For static geometry, consider preuploading your geometry data to VBOs. Then at draw time, just tell the GPU to pull the vertex/index data for your draw calls from that pre-populated GPU-accessible memory.

For dynamic geometry, stream the data efficiently to the GPU at draw time (see Buffer Object Streaming in the wiki) and tell the GPU to pull the vertex/index data for your draw calls from that dynamically-populated, GPU-accessible VBO memory.

And finally, for batching lots of small mesh draw calls together, read up on the various types of draw calls (see Vertex Rendering), including Draw Indirect and MultiDrawIndirect draw calls.

Hello again,

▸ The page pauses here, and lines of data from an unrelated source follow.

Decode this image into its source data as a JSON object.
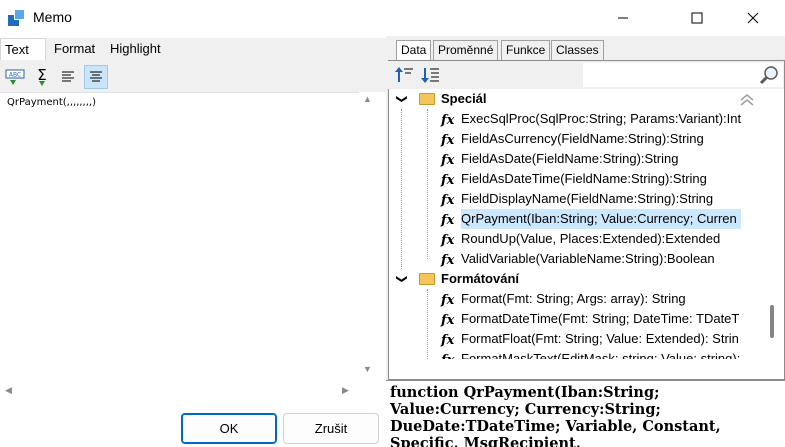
{
  "window": {
    "title": "Memo"
  },
  "left_tabs": [
    "Text",
    "Format",
    "Highlight"
  ],
  "editor": {
    "content": "QrPayment(,,,,,,,,)"
  },
  "buttons": {
    "ok": "OK",
    "cancel": "Zrušit"
  },
  "right_tabs": [
    "Data",
    "Proměnné",
    "Funkce",
    "Classes"
  ],
  "tree": {
    "categories": [
      {
        "name": "Speciál",
        "items": [
          "ExecSqlProc(SqlProc:String; Params:Variant):Int",
          "FieldAsCurrency(FieldName:String):String",
          "FieldAsDate(FieldName:String):String",
          "FieldAsDateTime(FieldName:String):String",
          "FieldDisplayName(FieldName:String):String",
          "QrPayment(Iban:String; Value:Currency; Curren",
          "RoundUp(Value, Places:Extended):Extended",
          "ValidVariable(VariableName:String):Boolean"
        ],
        "selected_index": 5
      },
      {
        "name": "Formátování",
        "items": [
          "Format(Fmt: String; Args: array): String",
          "FormatDateTime(Fmt: String; DateTime: TDateT",
          "FormatFloat(Fmt: String; Value: Extended): Strin",
          "FormatMaskText(EditMask: string; Value: string):"
        ]
      }
    ]
  },
  "description": "function QrPayment(Iban:String; Value:Currency; Currency:String; DueDate:TDateTime; Variable, Constant, Specific, MsgRecipient, Reference:String):String",
  "colors": {
    "selection": "#cce8ff",
    "accent": "#0067c0",
    "folder": "#f3c55b"
  }
}
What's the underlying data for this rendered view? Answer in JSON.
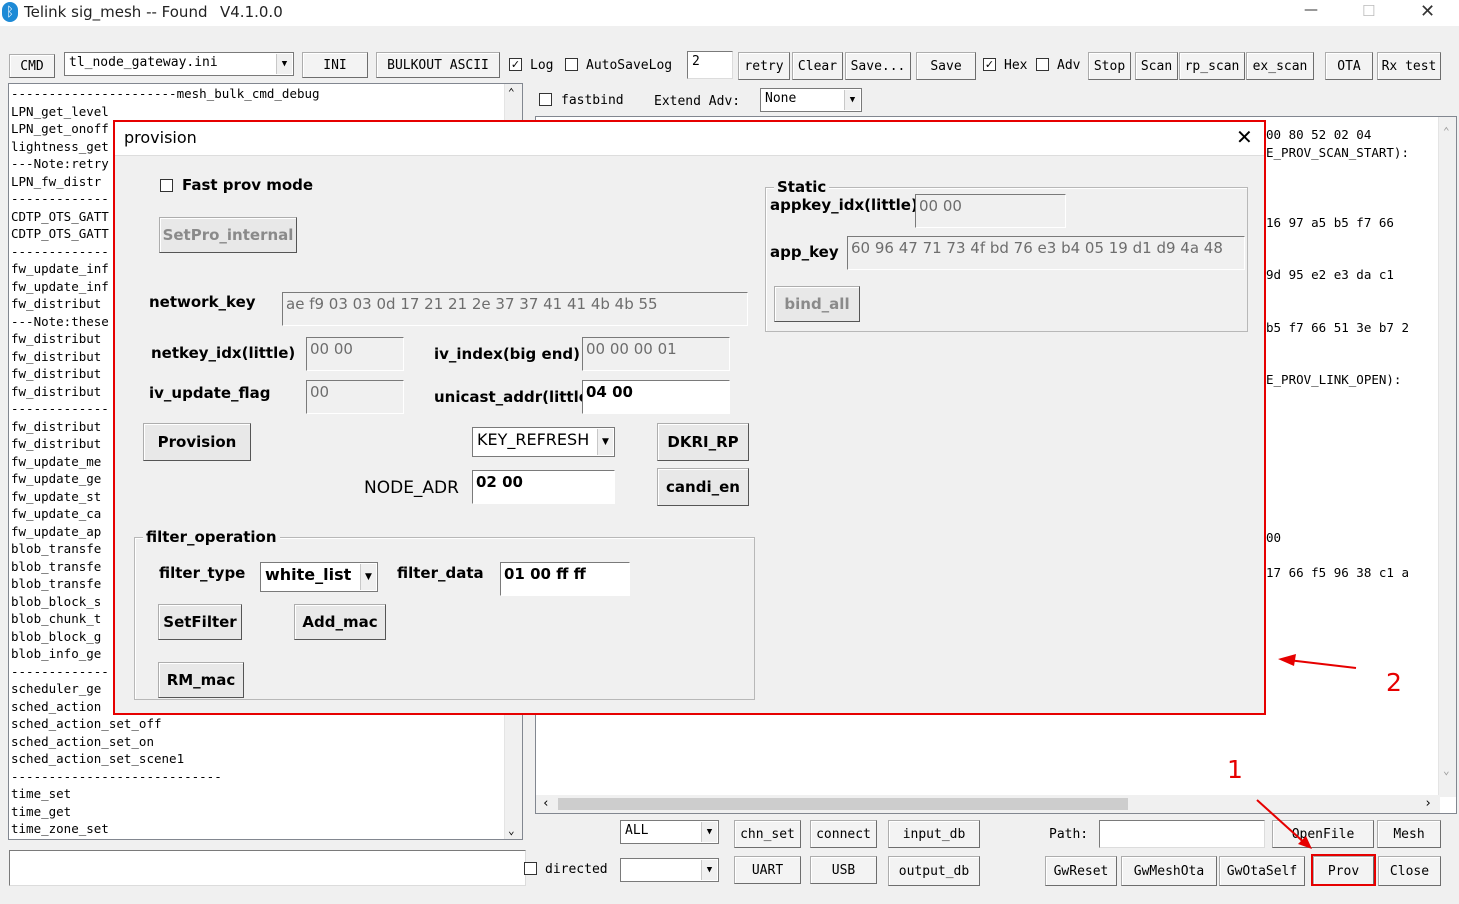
{
  "window": {
    "title": "Telink sig_mesh -- Found",
    "version": "V4.1.0.0",
    "controls": {
      "minimize": "—",
      "maximize": "☐",
      "close": "✕"
    }
  },
  "toolbar": {
    "cmd": "CMD",
    "ini_file": "tl_node_gateway.ini",
    "ini": "INI",
    "bulkout": "BULKOUT ASCII",
    "log": "Log",
    "autosave": "AutoSaveLog",
    "retry_value": "2",
    "retry": "retry",
    "clear": "Clear",
    "save_dots": "Save...",
    "save": "Save",
    "hex": "Hex",
    "adv": "Adv",
    "stop": "Stop",
    "scan": "Scan",
    "rp_scan": "rp_scan",
    "ex_scan": "ex_scan",
    "ota": "OTA",
    "rx_test": "Rx test",
    "fastbind": "fastbind",
    "extend_adv": "Extend Adv:",
    "extend_adv_value": "None"
  },
  "cmd_list": [
    "----------------------mesh_bulk_cmd_debug",
    "LPN_get_level",
    "LPN_get_onoff",
    "lightness_get",
    "---Note:retry",
    "LPN_fw_distr",
    "-------------",
    "CDTP_OTS_GATT",
    "CDTP_OTS_GATT",
    "-------------",
    "fw_update_inf",
    "fw_update_inf",
    "fw_distribut",
    "---Note:these",
    "fw_distribut",
    "fw_distribut",
    "fw_distribut",
    "fw_distribut",
    "-------------",
    "fw_distribut",
    "fw_distribut",
    "fw_update_me",
    "fw_update_ge",
    "fw_update_st",
    "fw_update_ca",
    "fw_update_ap",
    "blob_transfe",
    "blob_transfe",
    "blob_transfe",
    "blob_block_s",
    "blob_chunk_t",
    "blob_block_g",
    "blob_info_ge",
    "-------------",
    "scheduler_ge",
    "sched_action",
    "sched_action_set_off",
    "sched_action_set_on",
    "sched_action_set_scene1",
    "----------------------------",
    "time_set",
    "time_get",
    "time_zone_set"
  ],
  "log_lines": [
    {
      "text": "00 80 52 02 04",
      "row": 0
    },
    {
      "text": "E_PROV_SCAN_START):",
      "row": 1
    },
    {
      "text": "16 97 a5 b5 f7 66",
      "row": 5
    },
    {
      "text": "9d 95 e2 e3 da c1",
      "row": 8
    },
    {
      "text": "b5 f7 66 51 3e b7 2",
      "row": 11
    },
    {
      "text": "E_PROV_LINK_OPEN):",
      "row": 14
    },
    {
      "text": "00",
      "row": 23
    },
    {
      "text": "17 66 f5 96 38 c1 a",
      "row": 25
    }
  ],
  "bottom": {
    "all": "ALL",
    "chn_set": "chn_set",
    "connect": "connect",
    "input_db": "input_db",
    "path": "Path:",
    "openfile": "OpenFile",
    "mesh": "Mesh",
    "directed": "directed",
    "uart": "UART",
    "usb": "USB",
    "output_db": "output_db",
    "gwreset": "GwReset",
    "gwmeshota": "GwMeshOta",
    "gwotaself": "GwOtaSelf",
    "prov": "Prov",
    "close": "Close"
  },
  "annotations": {
    "one": "1",
    "two": "2"
  },
  "dialog": {
    "title": "provision",
    "fast_prov": "Fast prov mode",
    "setpro_internal": "SetPro_internal",
    "network_key_label": "network_key",
    "network_key": "ae f9 03 03 0d 17 21 21 2e 37 37 41 41 4b 4b 55",
    "netkey_idx_label": "netkey_idx(little)",
    "netkey_idx": "00 00",
    "iv_index_label": "iv_index(big end)",
    "iv_index": "00 00 00 01",
    "iv_update_flag_label": "iv_update_flag",
    "iv_update_flag": "00",
    "unicast_addr_label": "unicast_addr(little)",
    "unicast_addr": "04 00",
    "provision": "Provision",
    "key_refresh": "KEY_REFRESH",
    "dkri_rp": "DKRI_RP",
    "node_adr_label": "NODE_ADR",
    "node_adr": "02 00",
    "candi_en": "candi_en",
    "static": {
      "title": "Static",
      "appkey_idx_label": "appkey_idx(little)",
      "appkey_idx": "00 00",
      "app_key_label": "app_key",
      "app_key": "60 96 47 71 73 4f bd 76 e3 b4 05 19 d1 d9 4a 48",
      "bind_all": "bind_all"
    },
    "filter": {
      "title": "filter_operation",
      "filter_type_label": "filter_type",
      "filter_type": "white_list",
      "filter_data_label": "filter_data",
      "filter_data": "01 00 ff ff",
      "setfilter": "SetFilter",
      "add_mac": "Add_mac",
      "rm_mac": "RM_mac"
    }
  }
}
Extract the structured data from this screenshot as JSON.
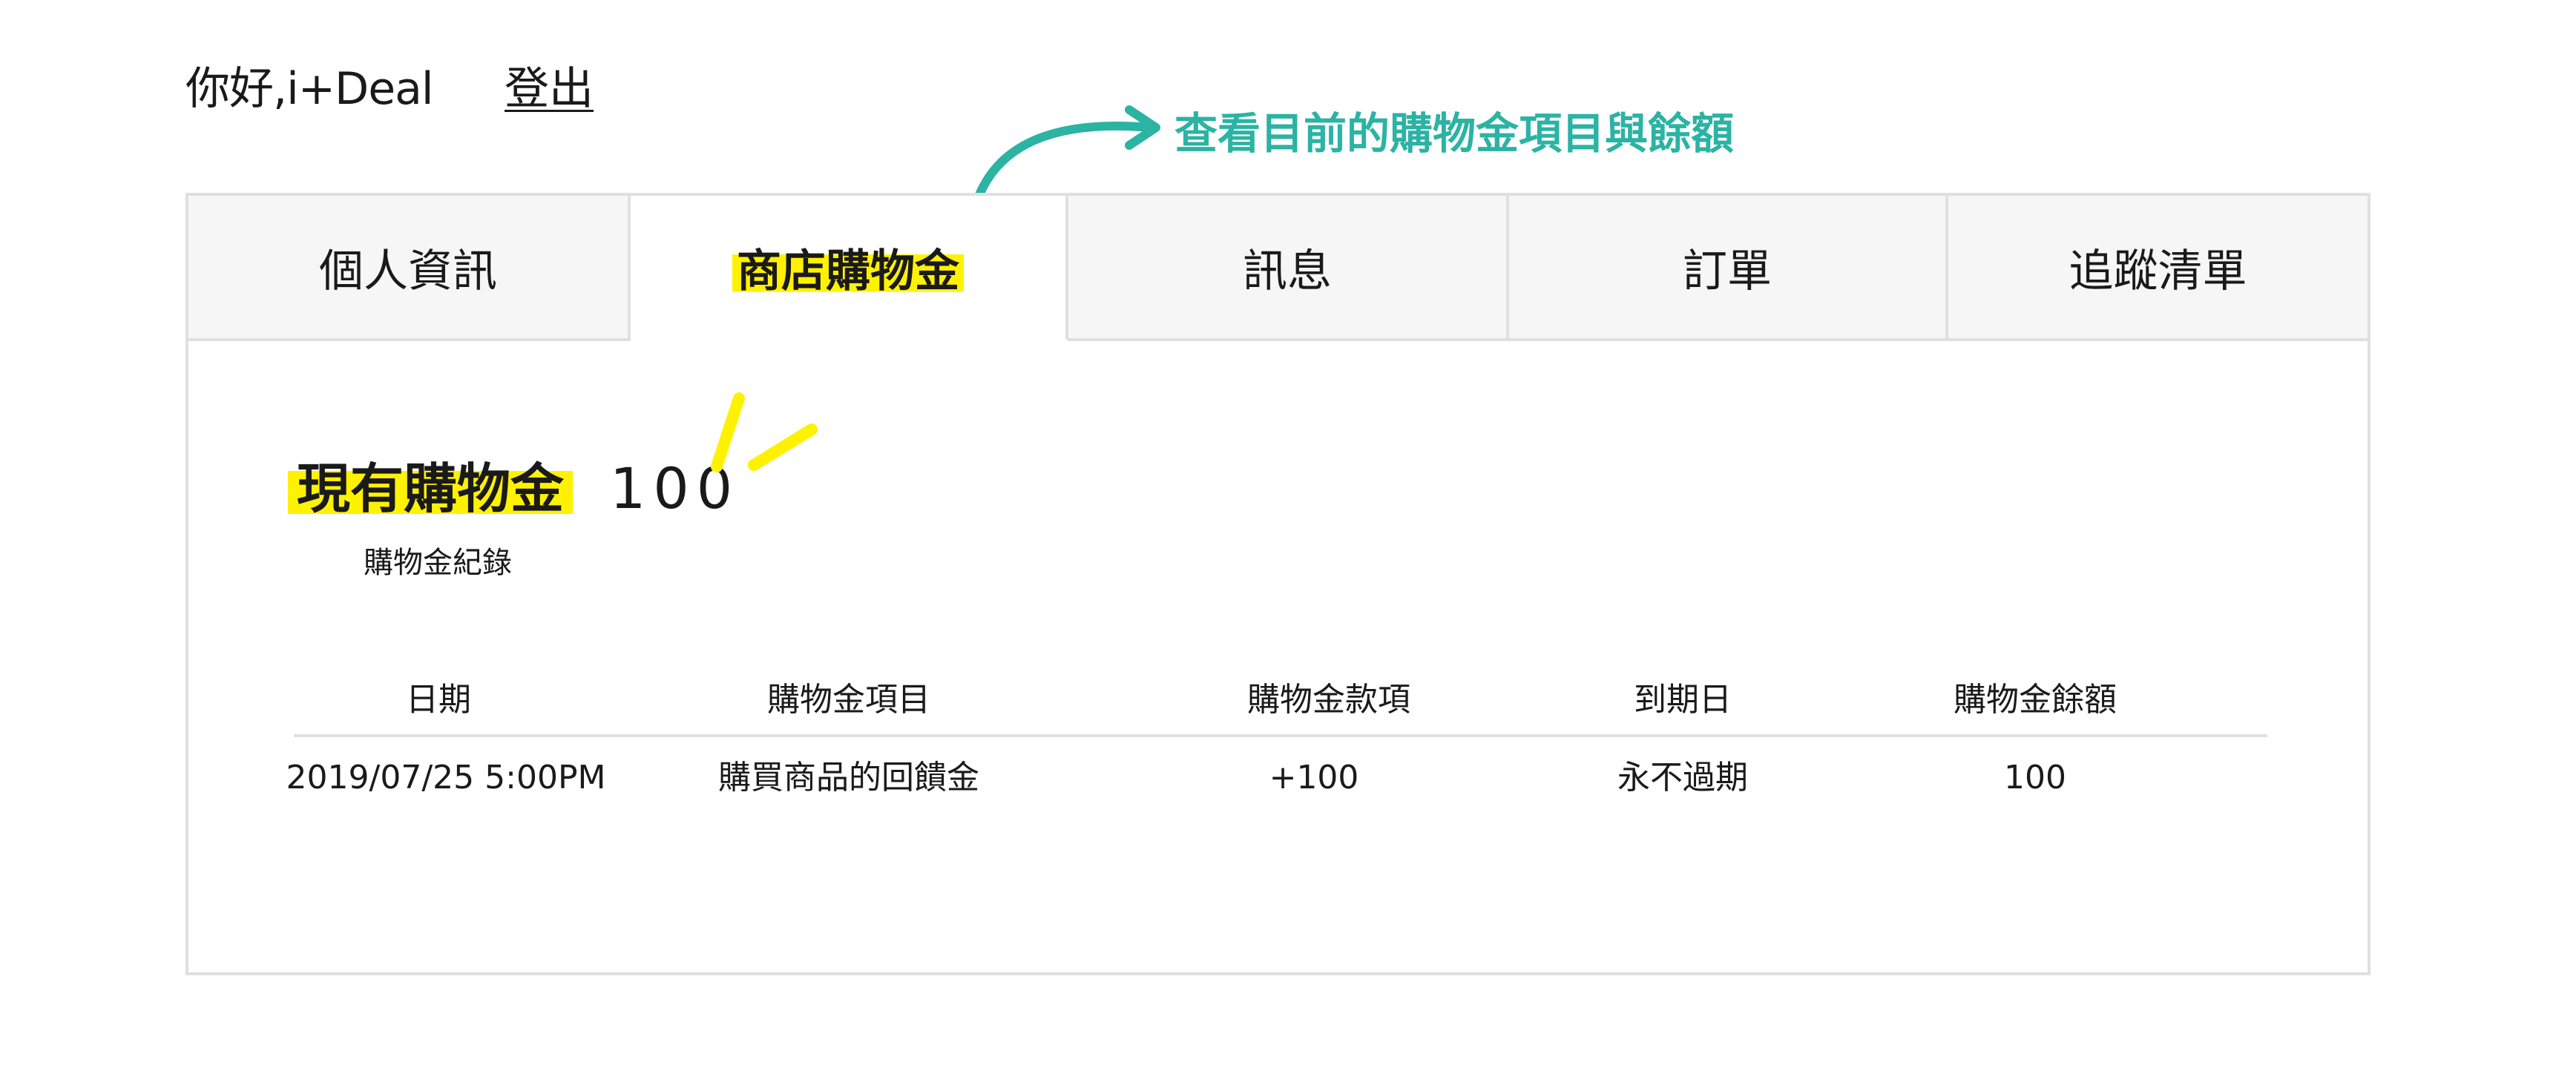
{
  "header": {
    "greeting": "你好,i+Deal",
    "logout_label": "登出"
  },
  "annotation": {
    "text": "查看目前的購物金項目與餘額",
    "color": "#2bb3a3"
  },
  "tabs": [
    {
      "label": "個人資訊",
      "active": false
    },
    {
      "label": "商店購物金",
      "active": true
    },
    {
      "label": "訊息",
      "active": false
    },
    {
      "label": "訂單",
      "active": false
    },
    {
      "label": "追蹤清單",
      "active": false
    }
  ],
  "balance": {
    "label": "現有購物金",
    "value": "100"
  },
  "record_link": "購物金紀錄",
  "table": {
    "columns": [
      "日期",
      "購物金項目",
      "購物金款項",
      "到期日",
      "購物金餘額"
    ],
    "rows": [
      [
        "2019/07/25 5:00PM",
        "購買商品的回饋金",
        "+100",
        "永不過期",
        "100"
      ]
    ]
  },
  "colors": {
    "highlight": "#fff200",
    "border": "#e0e0e0",
    "tab_bg": "#f6f6f6"
  }
}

I need to get back to this discussion…
I recently had some time to make some tests regarding the performance of my OpenGL drawing routines.

My application A is based on a prepare/glCallList mechanism, application B is simply drawing the same stuff whenever an OnPaint/Draw happens.
We loaded some 3D objects into the scene with some 150.000 facets and simply used the mouse to rotate and pan the scene.

Version A (with disdplay Lists = prepare/glCallLists) is remarkably smoother and faster and uses, according to Windows task manager, approx 10% less CPU time. VersionB is somehow rough and needs, 10% more CPU. A needs approx 18 MB heap while B uses only 9 MB heap.
Since performance is more important than memory, I guess I’ll stick with the old prepare/glCallLists.

I wonder whether this is something anyone can confirm or comment ?

depends on exactly what you are drawing and how you draw it.

for(double phi = 0.0; phi < 2.0*M_PI; phi += M_PI/100.0) {
    glVertex2f(sin(phi), cos(phi));

draws a circle. if you draw it in direct mode, the sinus/cosinus terms are calculated each time the circle is redrawn. if you use a display list, those terms are calculated only once, at the time when the list is compiled.

@RigidBody : … yes I agree and I’m aware of this.
In my case the 3D objects are always built when loaded from files, so either the DisplayList or the Draw routine just loop across a std::vector of ‘faces’ (=triangles). Most of my 3D objects are part of a kinematic simulation so the only thing which is dynamic is the position/orientation in space, and this relies on glTranslate/glRotate. The objects themselves are more or less static.

Not without telling us what the non-display-list version is actually doing. The difference between the two should be a matter of replacing glCallList with glBindVertexArray and glDrawElements. If you’re doing more than that, whatever else you’re doing would probably explain (most of) the performance difference.

But are you storing that data in CPU or GPU memory? IOW, are you calling glDrawElements with a buffer bound to GL_ELEMENT_ARRAY_BUFFER or are you sourcing the data from client memory? The display list version is likely storing everything in GPU memory, so the glDrawElements version needs to do likewise to get similar performance.

All my data is in CPU memory, almost all drawing relies on glBegin(GL_TRIANGLES).

well, at this point I have to drop the drawers: this software needs to run in an industrial environment, which means I need to support even WinXP and Win7, most of it was written based on VC6 and so I still use an OpenGL 1.1 API - although most PCs provide OpenGL 4.x environment. We’re currently not able to migrate the whole monster into a more modern VC environment. Please understand that industrial machinery has life cycles of 20-25 years…

Yes, I understand and accept that more ‘modern’ approaches might be better/faster or whatever - but that ‘old stuff’ is not bad at all, the software is very stable and reliable and I just like to understand what I can do to get best performance with given preconditions.